Your goal
Go through the entries below and write each one out exactly.

Provided material
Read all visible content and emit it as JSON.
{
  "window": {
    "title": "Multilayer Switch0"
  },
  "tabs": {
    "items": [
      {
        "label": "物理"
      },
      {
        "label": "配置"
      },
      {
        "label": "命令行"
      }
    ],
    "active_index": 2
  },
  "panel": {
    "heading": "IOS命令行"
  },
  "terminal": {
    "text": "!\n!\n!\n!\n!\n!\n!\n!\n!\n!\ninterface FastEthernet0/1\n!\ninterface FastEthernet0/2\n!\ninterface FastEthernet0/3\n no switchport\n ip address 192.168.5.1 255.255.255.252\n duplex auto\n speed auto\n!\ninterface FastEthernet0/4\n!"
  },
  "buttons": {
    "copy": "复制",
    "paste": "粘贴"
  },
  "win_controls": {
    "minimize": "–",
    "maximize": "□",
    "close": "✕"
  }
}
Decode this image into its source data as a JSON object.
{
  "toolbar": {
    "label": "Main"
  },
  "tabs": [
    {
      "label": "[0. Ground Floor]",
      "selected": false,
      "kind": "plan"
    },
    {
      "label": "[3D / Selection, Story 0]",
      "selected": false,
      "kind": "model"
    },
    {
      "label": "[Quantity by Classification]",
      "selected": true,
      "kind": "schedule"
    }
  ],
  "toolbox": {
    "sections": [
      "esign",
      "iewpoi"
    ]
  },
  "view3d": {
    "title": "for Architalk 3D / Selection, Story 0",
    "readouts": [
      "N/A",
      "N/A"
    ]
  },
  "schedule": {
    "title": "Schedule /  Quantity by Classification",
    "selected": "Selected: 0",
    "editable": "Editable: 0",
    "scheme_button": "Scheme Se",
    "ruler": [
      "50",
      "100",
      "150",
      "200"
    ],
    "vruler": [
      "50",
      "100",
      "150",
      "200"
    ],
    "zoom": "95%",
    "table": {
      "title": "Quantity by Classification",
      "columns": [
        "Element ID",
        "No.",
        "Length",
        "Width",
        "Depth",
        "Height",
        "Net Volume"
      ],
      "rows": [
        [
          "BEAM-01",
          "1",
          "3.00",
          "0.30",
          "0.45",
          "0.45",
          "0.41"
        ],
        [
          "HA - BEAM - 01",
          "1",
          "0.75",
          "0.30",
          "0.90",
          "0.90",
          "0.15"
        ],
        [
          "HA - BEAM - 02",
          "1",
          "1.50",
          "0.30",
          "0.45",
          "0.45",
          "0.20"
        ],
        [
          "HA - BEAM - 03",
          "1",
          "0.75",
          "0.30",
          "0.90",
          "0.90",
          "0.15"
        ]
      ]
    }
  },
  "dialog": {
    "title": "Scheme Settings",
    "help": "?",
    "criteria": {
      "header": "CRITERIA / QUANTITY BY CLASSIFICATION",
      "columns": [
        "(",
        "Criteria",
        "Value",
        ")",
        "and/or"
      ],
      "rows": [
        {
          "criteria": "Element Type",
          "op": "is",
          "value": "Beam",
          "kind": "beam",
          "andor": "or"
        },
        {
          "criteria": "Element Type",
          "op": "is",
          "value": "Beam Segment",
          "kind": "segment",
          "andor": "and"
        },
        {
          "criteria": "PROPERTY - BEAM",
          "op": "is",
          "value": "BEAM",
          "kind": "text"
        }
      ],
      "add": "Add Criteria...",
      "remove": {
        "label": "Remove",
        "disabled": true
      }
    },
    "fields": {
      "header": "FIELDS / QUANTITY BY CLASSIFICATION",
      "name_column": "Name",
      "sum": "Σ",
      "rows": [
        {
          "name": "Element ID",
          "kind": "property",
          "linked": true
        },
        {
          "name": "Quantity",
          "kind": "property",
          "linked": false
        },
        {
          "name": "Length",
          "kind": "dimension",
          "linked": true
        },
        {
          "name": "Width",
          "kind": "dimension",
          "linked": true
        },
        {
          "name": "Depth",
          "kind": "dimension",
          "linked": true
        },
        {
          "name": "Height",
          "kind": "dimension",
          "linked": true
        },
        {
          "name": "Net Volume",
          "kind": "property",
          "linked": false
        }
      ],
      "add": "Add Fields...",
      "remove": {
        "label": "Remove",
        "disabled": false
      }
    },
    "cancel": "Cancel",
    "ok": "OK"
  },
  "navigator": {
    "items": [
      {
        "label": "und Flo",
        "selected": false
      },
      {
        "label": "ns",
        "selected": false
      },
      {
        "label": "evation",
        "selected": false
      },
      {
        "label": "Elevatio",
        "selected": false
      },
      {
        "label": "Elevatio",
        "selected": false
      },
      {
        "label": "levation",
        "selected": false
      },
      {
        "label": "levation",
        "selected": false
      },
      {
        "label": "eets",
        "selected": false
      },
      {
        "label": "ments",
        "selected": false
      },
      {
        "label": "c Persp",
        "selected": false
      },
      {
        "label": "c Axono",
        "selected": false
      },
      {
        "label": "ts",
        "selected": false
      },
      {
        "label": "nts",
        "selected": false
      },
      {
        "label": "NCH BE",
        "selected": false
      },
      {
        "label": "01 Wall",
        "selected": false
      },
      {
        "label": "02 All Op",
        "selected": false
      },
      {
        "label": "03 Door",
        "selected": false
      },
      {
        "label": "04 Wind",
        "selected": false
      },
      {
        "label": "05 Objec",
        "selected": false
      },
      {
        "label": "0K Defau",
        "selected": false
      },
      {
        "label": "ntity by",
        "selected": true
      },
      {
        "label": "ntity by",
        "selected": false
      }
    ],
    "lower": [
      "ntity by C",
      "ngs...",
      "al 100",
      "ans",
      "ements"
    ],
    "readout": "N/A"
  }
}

Exercise result
Read all visible content and emit it as JSON.
{
  "window": {
    "title": "Multilayer Switch0"
  },
  "tabs": {
    "items": [
      {
        "label": "物理"
      },
      {
        "label": "配置"
      },
      {
        "label": "命令行"
      }
    ],
    "active_index": 2
  },
  "panel": {
    "heading": "IOS命令行"
  },
  "terminal": {
    "text": "!\n!\n!\n!\n!\n!\n!\n!\n!\n!\ninterface FastEthernet0/1\n!\ninterface FastEthernet0/2\n!\ninterface FastEthernet0/3\n no switchport\n ip address 192.168.5.1 255.255.255.252\n duplex auto\n speed auto\n!\ninterface FastEthernet0/4\n!"
  },
  "buttons": {
    "copy": "复制",
    "paste": "粘贴"
  },
  "win_controls": {
    "minimize": "–",
    "maximize": "□",
    "close": "✕"
  }
}
Decode this image into its source data as a JSON object.
{
  "toolbar": {
    "label": "Main"
  },
  "tabs": [
    {
      "label": "[0. Ground Floor]",
      "selected": false,
      "kind": "plan"
    },
    {
      "label": "[3D / Selection, Story 0]",
      "selected": false,
      "kind": "model"
    },
    {
      "label": "[Quantity by Classification]",
      "selected": true,
      "kind": "schedule"
    }
  ],
  "toolbox": {
    "sections": [
      "esign",
      "iewpoi"
    ]
  },
  "view3d": {
    "title": "for Architalk 3D / Selection, Story 0",
    "readouts": [
      "N/A",
      "N/A"
    ]
  },
  "schedule": {
    "title": "Schedule /  Quantity by Classification",
    "selected": "Selected: 0",
    "editable": "Editable: 0",
    "scheme_button": "Scheme Se",
    "ruler": [
      "50",
      "100",
      "150",
      "200"
    ],
    "vruler": [
      "50",
      "100",
      "150",
      "200"
    ],
    "zoom": "95%",
    "table": {
      "title": "Quantity by Classification",
      "columns": [
        "Element ID",
        "No.",
        "Length",
        "Width",
        "Depth",
        "Height",
        "Net Volume"
      ],
      "rows": [
        [
          "BEAM-01",
          "1",
          "3.00",
          "0.30",
          "0.45",
          "0.45",
          "0.41"
        ],
        [
          "HA - BEAM - 01",
          "1",
          "0.75",
          "0.30",
          "0.90",
          "0.90",
          "0.15"
        ],
        [
          "HA - BEAM - 02",
          "1",
          "1.50",
          "0.30",
          "0.45",
          "0.45",
          "0.20"
        ],
        [
          "HA - BEAM - 03",
          "1",
          "0.75",
          "0.30",
          "0.90",
          "0.90",
          "0.15"
        ]
      ]
    }
  },
  "dialog": {
    "title": "Scheme Settings",
    "help": "?",
    "criteria": {
      "header": "CRITERIA / QUANTITY BY CLASSIFICATION",
      "columns": [
        "(",
        "Criteria",
        "Value",
        ")",
        "and/or"
      ],
      "rows": [
        {
          "criteria": "Element Type",
          "op": "is",
          "value": "Beam",
          "kind": "beam",
          "andor": "or"
        },
        {
          "criteria": "Element Type",
          "op": "is",
          "value": "Beam Segment",
          "kind": "segment",
          "andor": "and"
        },
        {
          "criteria": "PROPERTY - BEAM",
          "op": "is",
          "value": "BEAM",
          "kind": "text"
        }
      ],
      "add": "Add Criteria...",
      "remove": {
        "label": "Remove",
        "disabled": true
      }
    },
    "fields": {
      "header": "FIELDS / QUANTITY BY CLASSIFICATION",
      "name_column": "Name",
      "sum": "Σ",
      "rows": [
        {
          "name": "Element ID",
          "kind": "property",
          "linked": true
        },
        {
          "name": "Quantity",
          "kind": "property",
          "linked": false
        },
        {
          "name": "Length",
          "kind": "dimension",
          "linked": true
        },
        {
          "name": "Width",
          "kind": "dimension",
          "linked": true
        },
        {
          "name": "Depth",
          "kind": "dimension",
          "linked": true
        },
        {
          "name": "Height",
          "kind": "dimension",
          "linked": true
        },
        {
          "name": "Net Volume",
          "kind": "property",
          "linked": false
        }
      ],
      "add": "Add Fields...",
      "remove": {
        "label": "Remove",
        "disabled": false
      }
    },
    "cancel": "Cancel",
    "ok": "OK"
  },
  "navigator": {
    "items": [
      {
        "label": "und Flo",
        "selected": false
      },
      {
        "label": "ns",
        "selected": false
      },
      {
        "label": "evation",
        "selected": false
      },
      {
        "label": "Elevatio",
        "selected": false
      },
      {
        "label": "Elevatio",
        "selected": false
      },
      {
        "label": "levation",
        "selected": false
      },
      {
        "label": "levation",
        "selected": false
      },
      {
        "label": "eets",
        "selected": false
      },
      {
        "label": "ments",
        "selected": false
      },
      {
        "label": "c Persp",
        "selected": false
      },
      {
        "label": "c Axono",
        "selected": false
      },
      {
        "label": "ts",
        "selected": false
      },
      {
        "label": "nts",
        "selected": false
      },
      {
        "label": "NCH BE",
        "selected": false
      },
      {
        "label": "01 Wall",
        "selected": false
      },
      {
        "label": "02 All Op",
        "selected": false
      },
      {
        "label": "03 Door",
        "selected": false
      },
      {
        "label": "04 Wind",
        "selected": false
      },
      {
        "label": "05 Objec",
        "selected": false
      },
      {
        "label": "0K Defau",
        "selected": false
      },
      {
        "label": "ntity by",
        "selected": true
      },
      {
        "label": "ntity by",
        "selected": false
      }
    ],
    "lower": [
      "ntity by C",
      "ngs...",
      "al 100",
      "ans",
      "ements"
    ],
    "readout": "N/A"
  }
}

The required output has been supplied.